Absent further clarification from the Virginia Department of Labor and Industry to the contrary, the VOWA now requires Virginia dealerships to pay overtime premium for hours worked in excess of 40 in a workweek to classifications of employees who are not eligible for overtime pay under federal law. VOWA is unclear as to the continued availability of the federal “commission-paid” overtime exemption.
The new law also sets forth how Virginia employers are required to calculate the “regular rate” for overtime purposes – a method that is different than the one used under federal law. Under Virginia law, the regular rate calculation depends on whether the employee is paid on a salaried or hourly basis. For salaried employees, the regular rate is one-fortieth of wages paid for the workweek. For hourly employees, the regular rate is the hourly rate in addition to other non-overtime wages (not including any amounts excluded by the federal Fair Labor Standards Act) paid for the workweek, divided by the total number of hours worked in the workweek.
Good Reminder for ALL Dealerships
Although this new law only impacts dealerships in Virginia, the enactment of VOWA serves as a reminder to all dealerships – regardless of your location – to ensure compliance with all applicable federal, state, and local laws. Where there are differences between applicable laws, the law that is most favorable to the employee controls.
For example, under federal law, someone employed by a “nonmanufacturing establishment” primarily engaged in selling automobiles and/or trucks to ultimate purchasers AND whose primary duty is selling automobiles and/or trucks qualifies for the overtime exemption for salespersons. This federal overtime exemption has no specific pay component, but dealerships are required to pay employees in these positions at least minimum wage for all hours worked and maintain accurate and complete time records for each employee.

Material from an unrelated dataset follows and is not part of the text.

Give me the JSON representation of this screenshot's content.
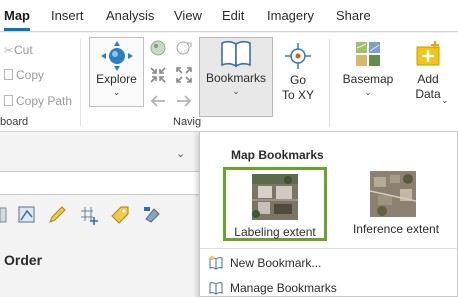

If this same employee performed the exact same duties in a state with its own wage and hour laws that were more favorable to the employee, this employee would not be overtime exempt unless both state and federal requirements were met. For example, if this employee worked in New York, they would not be overtime exempt unless they earned at least New York minimum wage for the first 40 hours worked in the workweek and time and one half of the New York minimum wage for all hours worked in excess of 40 in that workweek. Similarly, service advisors who are overtime exempt under federal law are not overtime exempt under New Jersey law unless they receive at least 50% of their compensation in the form of commissions and receive total weekly compensation of not less than $400. In both situations, if these earning requirements are not met, these employees are entitled to overtime pay under state law for hours worked in excess of 40 in a workweek even though the employees would be exempt under federal law standing alone.
In all situations, the employer has the burden of establishing that employees qualify for the exemptions claimed. Job titles and job descriptions do not control – actual primary job duties do. That means that not all employees involved in the sales process are exempt as salespersons (e.g., finance managers). Not all employees turning wrenches are exempt as technicians (e.g., lube techs). Not all employees with important job positions qualify for “white collar” exemptions. The law analyzes each situation individually.
For several reasons, including the federal government’s announced initiative to focus on wage and hour compliance, we recommend that all dealerships audit their compliance with all applicable federal, state, and local wage and hour laws. The audit should include a determination as to whether employees are properly classified and properly paid.